A further look into the unbelievable video of a lioness climbing into a tree after a female leopard with a kill.
We set off on an early morning game drive before sunrise with little expectation as to what we were going to see. The previous few drives had been amazing and I would be happy with whatever came our way. We knew that the Plaque Rock female leopard had an impala kill hoisted in a marula tree nearby, and my tracker Lucky and I decided to structure our drive around that.
A pretty young playful female found along the river to the east of camp
We arrived at the sighting with Ranger Josh and Tracker Jerry along with their guests. This was actually Josh’s last game drive at Londolozi, and what a thrilling last drive it was going to be! The Plaque Rock female was already in the marula tree with her kill. What incredible strength – being able to drag a carcass weighing as much as her own body into a tree. Shortly after we had positioned our vehicle the leopardess stood up, fixated on something beyond our vehicle.
It’s a strange thing, but without intentionally knowing it, we found ourselves glancing into the distance to see what had caught her attention. She was evidently on edge and did not shift her gaze. Lucky and I thought there could be another leopard that had caught her interest. This was a strong possibility given she had a kill stolen by her mother just a week before. It is known that if a rival leopard is seen, it triggers a response in the leopard causing them to start salivating. The Plaque Rock female was not yet salivating. Lucky noticed some movement in the distance, “It’s the lions”…
The Plaque Rock female took the impala kill in her mouth and ascended even higher into the marula tree. The three lionesses, who were approaching the tree in single file, had their gaze fixed on the meal hoisted above them.
This in itself was an amazing sighting, two species of big cats in the same place. We had so many questions running through our minds; “will she climb the tree?” and “what will the Plaque Rock female do if she does?”. Initially, I thought this would be unlikely but soon I noticed the lioness was fairly hungry and the tree was not that difficult to climb. Lionesses can climb pretty well but are not as sure-footed and comfortable as leopards in trees, however Lucky had no doubt and said “she is going to climb the tree”.
Sure enough, a few seconds later, she leapt up to the first notch in the trunk, steadying herself before ascending higher. The two other lionesses eagerly waited below.

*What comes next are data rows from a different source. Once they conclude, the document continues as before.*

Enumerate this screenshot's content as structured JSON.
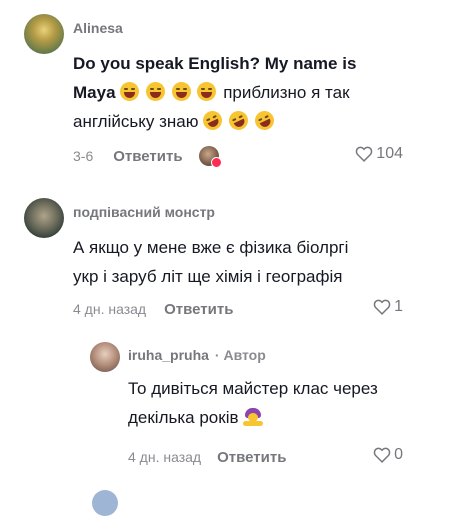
{
  "comments": [
    {
      "username": "Alinesa",
      "text_line1": "Do you speak English? My name is",
      "text_line2_bold": "Maya",
      "text_line2_rest": "приблизно я так",
      "text_line3": "англійську знаю",
      "date": "3-6",
      "reply_label": "Ответить",
      "likes": "104"
    },
    {
      "username": "подпівасний монстр",
      "text_line1": "А якщо у мене вже є фізика біолргі",
      "text_line2": "укр і заруб літ ще хімія і географія",
      "date": "4 дн. назад",
      "reply_label": "Ответить",
      "likes": "1"
    }
  ],
  "reply": {
    "username": "iruha_pruha",
    "author_tag": "· Автор",
    "text_line1": "То дивіться майстер клас через",
    "text_line2": "декілька років",
    "date": "4 дн. назад",
    "reply_label": "Ответить",
    "likes": "0"
  },
  "icons": {
    "like": "heart-outline-icon",
    "emoji_laugh": "face-with-tears-of-joy-icon",
    "emoji_rofl": "rolling-on-floor-laughing-icon",
    "emoji_mem": "person-with-raised-hands-icon"
  },
  "colors": {
    "text": "#161823",
    "muted": "#76777d",
    "like_badge": "#fe2c55"
  }
}
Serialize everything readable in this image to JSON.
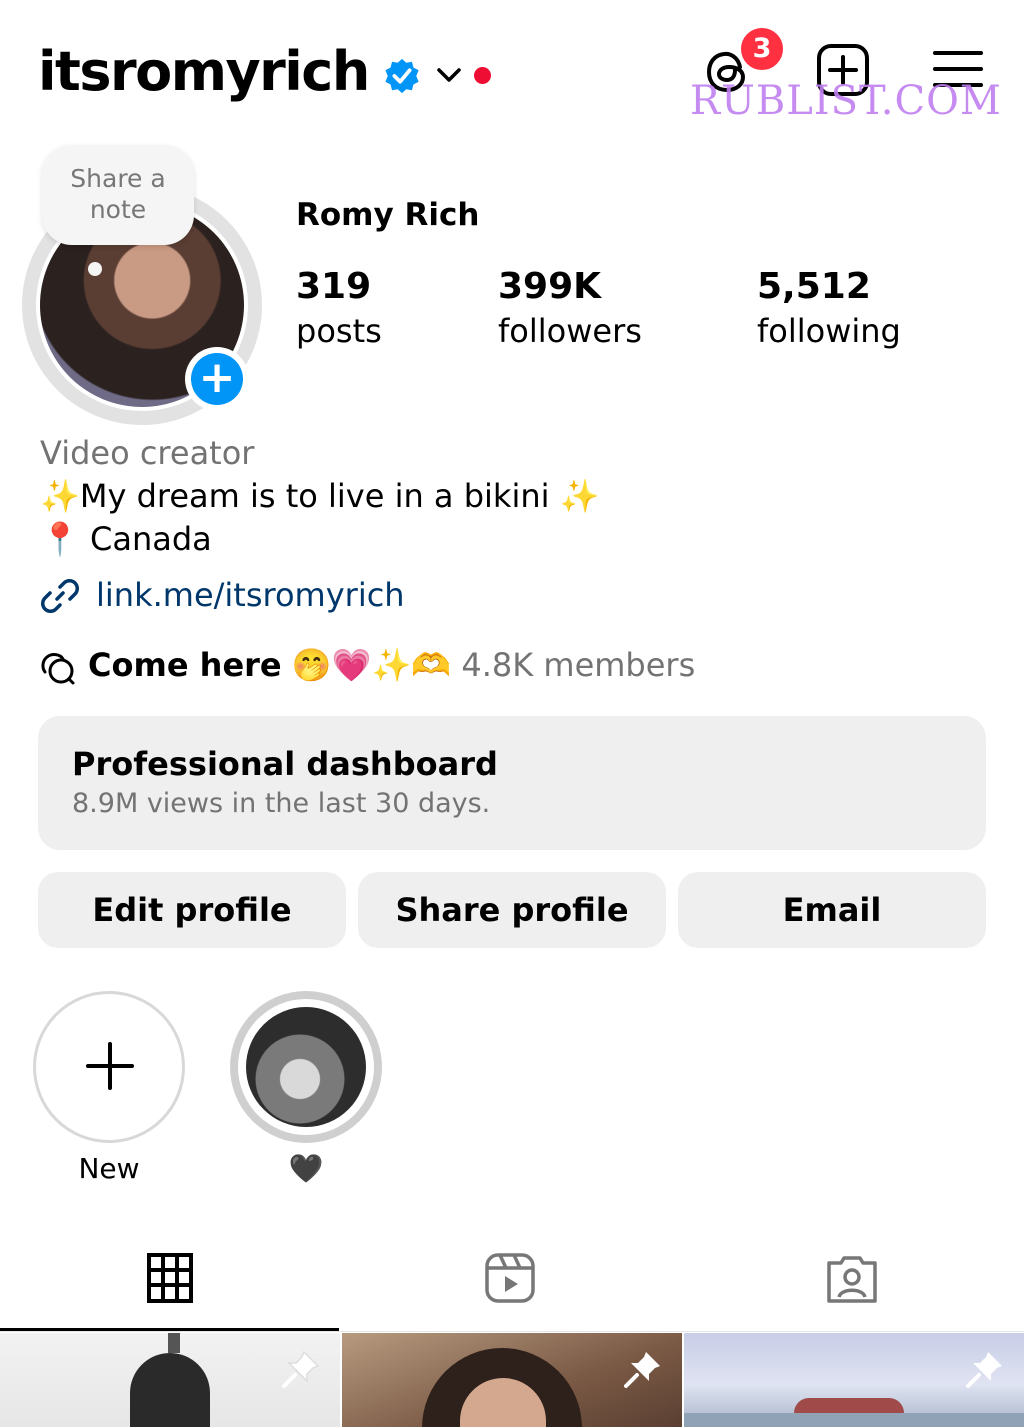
{
  "header": {
    "username": "itsromyrich",
    "notification_count": "3",
    "watermark": "RUBLIST.COM"
  },
  "profile": {
    "note_prompt": "Share a\nnote",
    "full_name": "Romy Rich",
    "stats": {
      "posts_count": "319",
      "posts_label": "posts",
      "followers_count": "399K",
      "followers_label": "followers",
      "following_count": "5,512",
      "following_label": "following"
    },
    "bio": {
      "category": "Video creator",
      "line1": "✨My dream is to live in a bikini ✨",
      "line2": "📍 Canada",
      "link": "link.me/itsromyrich"
    },
    "channel": {
      "name": "Come here",
      "emojis": "🤭💗✨🫶",
      "members": "4.8K members"
    }
  },
  "dashboard": {
    "title": "Professional dashboard",
    "subtitle": "8.9M views in the last 30 days."
  },
  "actions": {
    "edit": "Edit profile",
    "share": "Share profile",
    "email": "Email"
  },
  "highlights": [
    {
      "label": "New"
    },
    {
      "label": "🖤"
    }
  ],
  "tabs": [
    "grid-icon",
    "reels-icon",
    "tagged-icon"
  ],
  "colors": {
    "accent": "#0095f6",
    "badge": "#ff3040",
    "link": "#00376b",
    "secondary_text": "#737373",
    "button_bg": "#efefef"
  }
}
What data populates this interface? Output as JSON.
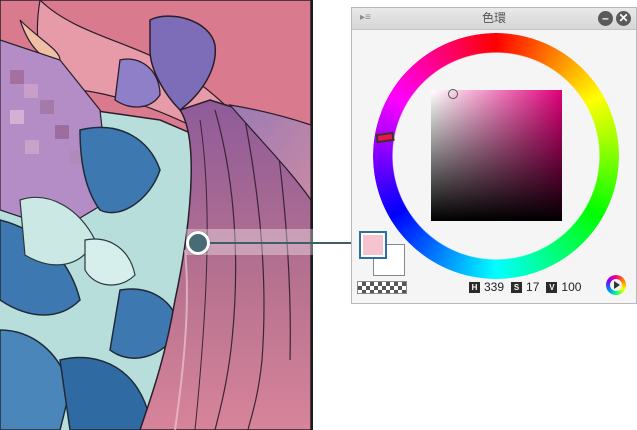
{
  "panel": {
    "title": "色環",
    "menu_icon": "panel-menu-icon",
    "minimize_icon": "minimize-icon",
    "close_icon": "close-icon",
    "close_glyph": "✕",
    "minimize_glyph": "–"
  },
  "colors": {
    "main_color": "#f6c4d0",
    "sub_color": "#ffffff",
    "hue_marker": "#e8164a",
    "accent_blue": "#2b6fa5",
    "callout": "#4a6a76"
  },
  "color_wheel": {
    "sv_cursor": {
      "s": 0.17,
      "v": 1.0
    }
  },
  "hsv": {
    "h_label": "H",
    "h_value": "339",
    "s_label": "S",
    "s_value": "17",
    "v_label": "V",
    "v_value": "100"
  },
  "icons": {
    "mode_switch": "hsv-mode-icon",
    "transparent_swatch": "transparent-color-icon"
  }
}
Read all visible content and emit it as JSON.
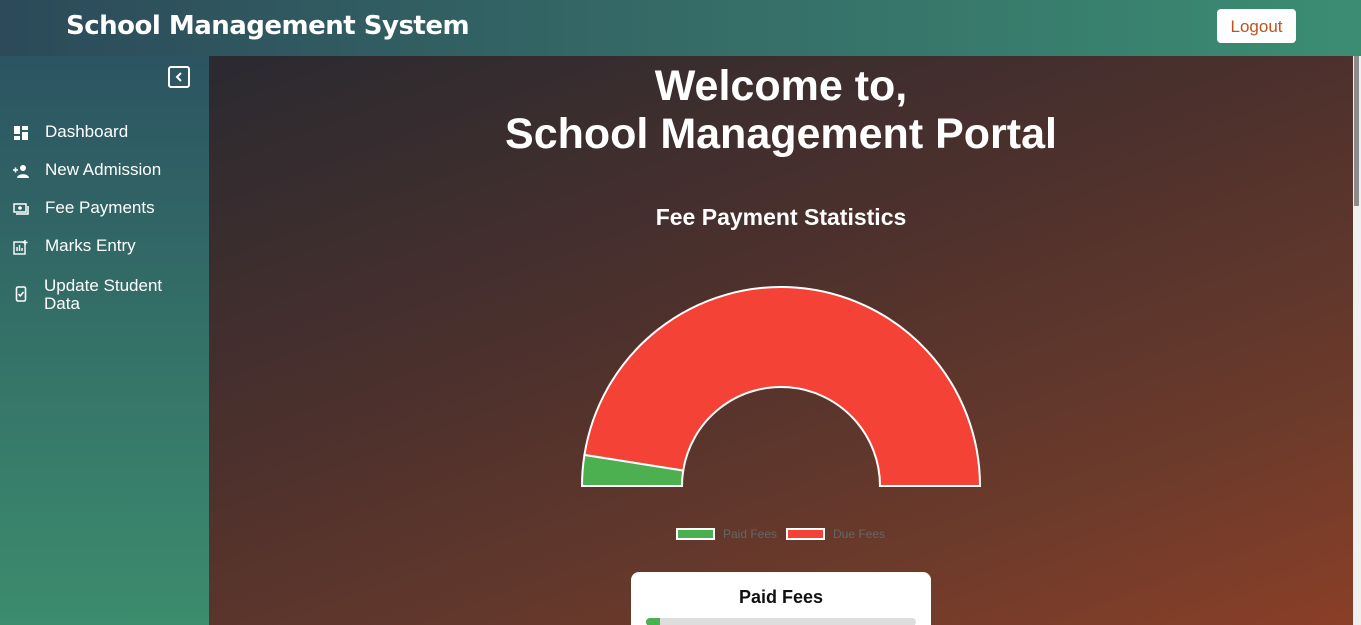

It was fascinating to observe her climbing the tree. She was certainly not as nimble and efficient as the Plaque Rock female leopard, but for a lioness of her size, she made short work of getting into the lower branches. The end goal was just out of reach for her and you could almost see her trying to problem solve just how she would get to the Plaque Rock female and the kill.
The Plaque Rock female, now concealed from our view by the leaves of the upper canopy, began to aggressively growl as a last attempt to keep the lioness away. We thought all she was after was the kill and couldn’t help but think how she would get down afterward, as we know lions can often be rather clumsy and awkward when descending a tree.
Weighing up the different options and routes, the lioness traced the branch from the leopard down. She knew where it would lead her and began climbing. Wrapping each paw around the branch, she pulled herself towards where the leopard and carcass were and she too started to growl aggressively. The entire tree was shaking as this lioness propelled towards the leopard. At this point, we realized that she was not only after the kill…
A flash of terror washed over me as my mind raced to the possibility of the lioness killing this leopard.
If you watch closely you can actually see that the lioness is standing over the kill and is in fact swatting her deadly paws at the leopard. Once she managed to get hold of the leopard, who also fought back, she lost her balance and tumbled to the side. During this intense altercation, thankfully the branch could not sustain their combined weight and broke under the tension, leaving the two animals plummeting towards the ground from about six meters high.
They say all cats land on their feet, this theory was somewhat questionable for the lioness, but we witnessed a perfect landing for the leopard, who within a split second bounced to her feet and darted off towards another tree. Thankfully the loud crack of the branch breaking sent the two lionesses waiting on the ground running in the opposite direction. After the ungraceful landing of the lioness, she quickly turned to try and see where the leopard was. By this point, the Plaque Rock female was scampering into another nearby tree.
The expressions on Ranger Josh and Tracker Jerry’s faces were of utter disbelief! I am sure Lucky and I had mirroring expressions too.
It’s hard to explain the feeling after witnessing this sighting. If I had to I would say it was a mixture of utter surprise, elation, and shock. Without saying a word, the four of us just raised our arms in the air as though we were victorious in some way. I realized afterward that we were victorious, victorious in the sense of fortune. We were so unbelievably fortunate to have witnessed something as remarkable as this interaction between two incredible animals. Thanks to one of our Londolozi guests on my vehicle, Sandra Guichard (who is probably quite famous now) for capturing this interaction on video, and letting us share it with all of you.
Not to mention – what a perfect last drive for Josh!
Michael and Terri, we do have a few encounters of both lions and leopards however normally with a leopard being chased up a tree with the lions waiting below however when a carcass is involved it brings in a whole new dynamic !